Data shown:
BEGIN
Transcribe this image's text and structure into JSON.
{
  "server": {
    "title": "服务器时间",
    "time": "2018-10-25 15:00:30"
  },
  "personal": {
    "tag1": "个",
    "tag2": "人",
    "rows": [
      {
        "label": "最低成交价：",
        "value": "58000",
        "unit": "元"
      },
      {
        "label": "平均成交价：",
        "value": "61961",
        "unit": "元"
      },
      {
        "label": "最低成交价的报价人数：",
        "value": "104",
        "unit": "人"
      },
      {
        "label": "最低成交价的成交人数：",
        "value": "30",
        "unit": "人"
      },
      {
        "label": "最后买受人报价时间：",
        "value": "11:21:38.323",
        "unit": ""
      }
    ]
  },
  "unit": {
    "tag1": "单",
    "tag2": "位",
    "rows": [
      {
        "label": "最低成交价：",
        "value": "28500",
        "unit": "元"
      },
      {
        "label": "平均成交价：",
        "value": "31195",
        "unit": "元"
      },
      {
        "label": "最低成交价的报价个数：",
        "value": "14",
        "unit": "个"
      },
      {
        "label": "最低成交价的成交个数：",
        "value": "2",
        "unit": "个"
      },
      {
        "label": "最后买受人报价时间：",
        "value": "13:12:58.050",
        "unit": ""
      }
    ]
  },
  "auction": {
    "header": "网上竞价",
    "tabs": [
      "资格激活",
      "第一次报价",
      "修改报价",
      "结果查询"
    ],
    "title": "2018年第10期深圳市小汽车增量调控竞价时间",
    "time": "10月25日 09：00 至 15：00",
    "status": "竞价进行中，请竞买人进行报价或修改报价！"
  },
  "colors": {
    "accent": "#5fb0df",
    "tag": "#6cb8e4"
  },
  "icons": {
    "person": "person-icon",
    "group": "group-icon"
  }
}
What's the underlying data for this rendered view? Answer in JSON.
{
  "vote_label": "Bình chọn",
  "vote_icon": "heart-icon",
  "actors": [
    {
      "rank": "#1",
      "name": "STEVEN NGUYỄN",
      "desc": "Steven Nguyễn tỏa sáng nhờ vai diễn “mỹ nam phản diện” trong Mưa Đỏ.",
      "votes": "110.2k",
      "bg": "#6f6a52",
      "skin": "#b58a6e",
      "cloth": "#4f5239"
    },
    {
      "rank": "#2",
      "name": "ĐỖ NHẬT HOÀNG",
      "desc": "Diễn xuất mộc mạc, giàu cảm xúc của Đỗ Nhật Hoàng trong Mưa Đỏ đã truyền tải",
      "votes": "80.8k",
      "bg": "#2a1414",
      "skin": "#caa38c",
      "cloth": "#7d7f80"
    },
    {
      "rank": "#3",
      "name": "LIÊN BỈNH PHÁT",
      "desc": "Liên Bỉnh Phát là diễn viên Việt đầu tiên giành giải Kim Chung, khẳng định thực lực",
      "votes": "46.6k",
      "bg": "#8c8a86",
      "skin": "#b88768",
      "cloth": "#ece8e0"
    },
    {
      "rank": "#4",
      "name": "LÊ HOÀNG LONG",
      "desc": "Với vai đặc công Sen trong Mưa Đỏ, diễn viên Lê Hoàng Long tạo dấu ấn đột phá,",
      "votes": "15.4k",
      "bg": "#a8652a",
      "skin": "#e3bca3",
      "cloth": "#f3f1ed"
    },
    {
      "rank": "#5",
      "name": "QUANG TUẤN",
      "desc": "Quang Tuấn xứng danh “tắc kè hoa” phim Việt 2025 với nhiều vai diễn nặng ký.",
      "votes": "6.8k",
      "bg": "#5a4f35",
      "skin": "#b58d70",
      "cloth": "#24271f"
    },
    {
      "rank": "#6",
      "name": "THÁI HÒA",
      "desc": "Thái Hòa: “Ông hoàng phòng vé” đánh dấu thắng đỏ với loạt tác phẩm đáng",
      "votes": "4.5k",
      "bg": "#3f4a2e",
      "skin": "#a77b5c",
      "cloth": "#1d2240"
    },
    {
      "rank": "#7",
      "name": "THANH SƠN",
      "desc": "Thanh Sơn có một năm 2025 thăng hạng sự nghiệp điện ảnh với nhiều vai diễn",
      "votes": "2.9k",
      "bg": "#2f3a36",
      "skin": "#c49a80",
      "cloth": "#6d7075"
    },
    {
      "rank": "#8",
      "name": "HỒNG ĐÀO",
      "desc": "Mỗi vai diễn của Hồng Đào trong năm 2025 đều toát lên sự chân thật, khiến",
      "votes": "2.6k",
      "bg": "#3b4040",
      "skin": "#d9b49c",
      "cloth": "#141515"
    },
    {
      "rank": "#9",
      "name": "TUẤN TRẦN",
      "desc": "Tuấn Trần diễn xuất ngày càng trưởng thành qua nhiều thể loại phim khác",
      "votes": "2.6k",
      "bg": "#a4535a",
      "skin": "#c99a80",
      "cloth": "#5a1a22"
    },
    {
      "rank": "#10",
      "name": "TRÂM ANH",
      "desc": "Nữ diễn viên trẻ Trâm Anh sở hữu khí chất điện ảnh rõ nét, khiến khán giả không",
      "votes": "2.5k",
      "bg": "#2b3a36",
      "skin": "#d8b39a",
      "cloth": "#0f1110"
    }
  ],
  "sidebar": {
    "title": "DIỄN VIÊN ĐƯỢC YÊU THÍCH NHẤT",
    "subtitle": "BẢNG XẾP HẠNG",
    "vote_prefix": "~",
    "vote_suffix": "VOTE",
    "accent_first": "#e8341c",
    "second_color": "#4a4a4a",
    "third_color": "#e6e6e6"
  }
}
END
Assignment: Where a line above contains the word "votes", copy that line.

Your response:
      "votes": "110.2k",
      "votes": "80.8k",
      "votes": "46.6k",
      "votes": "15.4k",
      "votes": "6.8k",
      "votes": "4.5k",
      "votes": "2.9k",
      "votes": "2.6k",
      "votes": "2.6k",
      "votes": "2.5k",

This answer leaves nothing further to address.